One of the movies currently playing, “Doubt” takes on contemporary opinion and attitudes about homosexuality, especially about sexual relations between adults and children.
Most states have very stringent laws about sex offenders. In many states they have to register with the police and inform the police when they change their address. Many states have the pictures and addresses of sex offenders on websites open to the public. In some localities, the police will come around and inform the neighbors when a registered sex offender moves into a neighborhood. Many localities forbid sex offenders to live within a set distance of schools. There are proposals to compel registered sex-offenders to wear GPS bracelets so that the police can tell at any moment where this person is.
The sex offenders subject to all these registration requirements embrace many different kinds of persons. There are adults accused and convicted of raping and murdering children, teens or adults. There are those who were convicted of forcing sex on children who were either very young or, if older, unwilling. There are persons convicted of other sexual crimes such as rape. There are people who were arrested for exposing themselves or persons arrested for urinating in public. Moreover, persons are classified as sex offenders even after they have served their time in prison and emerge many years after having committed a sexual crime.
It is interesting to note that we are protecting ourselves against sexual offenders who, we fear, might--as some certainly do—re-offend. But we do not have registries and web-sites for convicted murderers who have served their time, or persons who committed fraud, or were convicted of drunk driving, or of dealing drugs. A certain percentage of persons who commit these different kinds of crime, of course, also reoffend. But they do not have to register. When they move into a new neighborhood the police does not inform their new neighbors about their past. No one has proposed to put them under constant police surveillance.
Sexual crimes seem particularly upsetting and seem to many people to justify particularly harsh measures to prevent further offenses. One reason for that is, no doubt, that in recent years, we have discovered how frequently children are victimized by sexual crimes and that has horrified many persons. As a consequence, politicians, legislators are sure to be popular if they advocate harsh measures against sex offenders.
The movie “Doubt” courageously takes on popular ideas about pedophiles and shows that a lot of popular hysteria about sexual crimes is simple-minded and inhuman. The film portrays the conflict between a nun, an older woman, principal of a parochial school who appears rather harsh and punitive, and a priest whom she suspects of having sexual relations with teenage boys. By the end of the movie we are left with a strong suspicion that she is right about the priest but we have also learned that pedophiles too are human beings with all the complexities of everyone else. Father Flynn, the (probably) pedophile priest is a good priest. He cares a lot for many people, he is kind, he is an intelligent person who gives really good sermons. He is a good person in very many ways. He appears to struggle against his sexual desire for boys but he sometimes loses the struggle. In some cases his relations are with boys who are inclined toward homosexuality. Then the sexual attentions are not forced on them but rather give them some affirmation that their way of being is also acceptable.

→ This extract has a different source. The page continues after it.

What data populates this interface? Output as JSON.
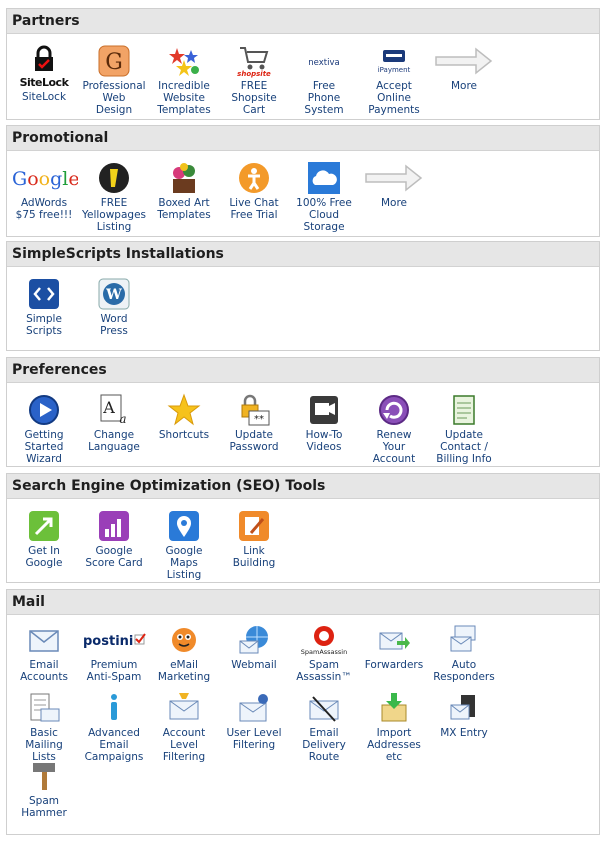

Popular repulsion against pedophiles tends to paint them as “sick,” as “perverse.” The website pictures of sex offenders are ordinary police mug shots that make everyone look sub-human. The film “Doubt” puts a human face on pedophiles. It does not condone forcing children, or anyone else, into unwanted sexual relations. But it shows that sometimes people who act badly, in one respect, are quite admirable in others. They are not just pedophiles, period. They are also kind, intelligent, well-spoken and, as in this case, good priests.
We oversimplify the moral dilemmas raised by pedophilia, or by any other moral failure, if we pretend that their crime is the only interesting fact about this particular person. None of us would want to be exclusively identified by the things we did badly, the promises we broke, the children we disappointed, the work we did carelessly, the persons in need we failed to help. Each of us has our bad moments when we do what we later regret bitterly. But we comfort ourselves by saying that we are more than the person who failed at that moment. We have many good qualities; we have done many good deeds we are proud of.
Crimes, misdeeds--our own and those of others--confront us with difficult questions. No one, the movie “Doubt” seems to insist, is all one thing. No one is only a pedophile; no one is only on the side of what is good and honorable. It is important for a society to protect itself against bad actors. But it is also of the essence to remember that these bad actors are more than what they do or did in their worst moments. In the end they are human beings like the rest of us, complex, many sided, who deserve their humanity respected as much as anyone else. The measures we take to protect ourselves must take the humanity of pedophiles, in particular, and of sex offenders, in general, as seriously as our own. The measures we take against them, that seriously limit their life and life chances—who will give a job to a person whose mug shot can be found on a sex-offenders list?-- must be carefully scrutinized to see whether they actually are necessary to protect us or whether they flow from an emotional appeal to popular hysteria that does not protect anyone but is merely an exercise in vindictiveness. We must make sure that legal restrictions on pedophiles will really make our cities safer instead of being just a politician's cynical attempt to play on the fears of citizens in order to get reelected.
By all means, go and see “Doubt” and see for yourself.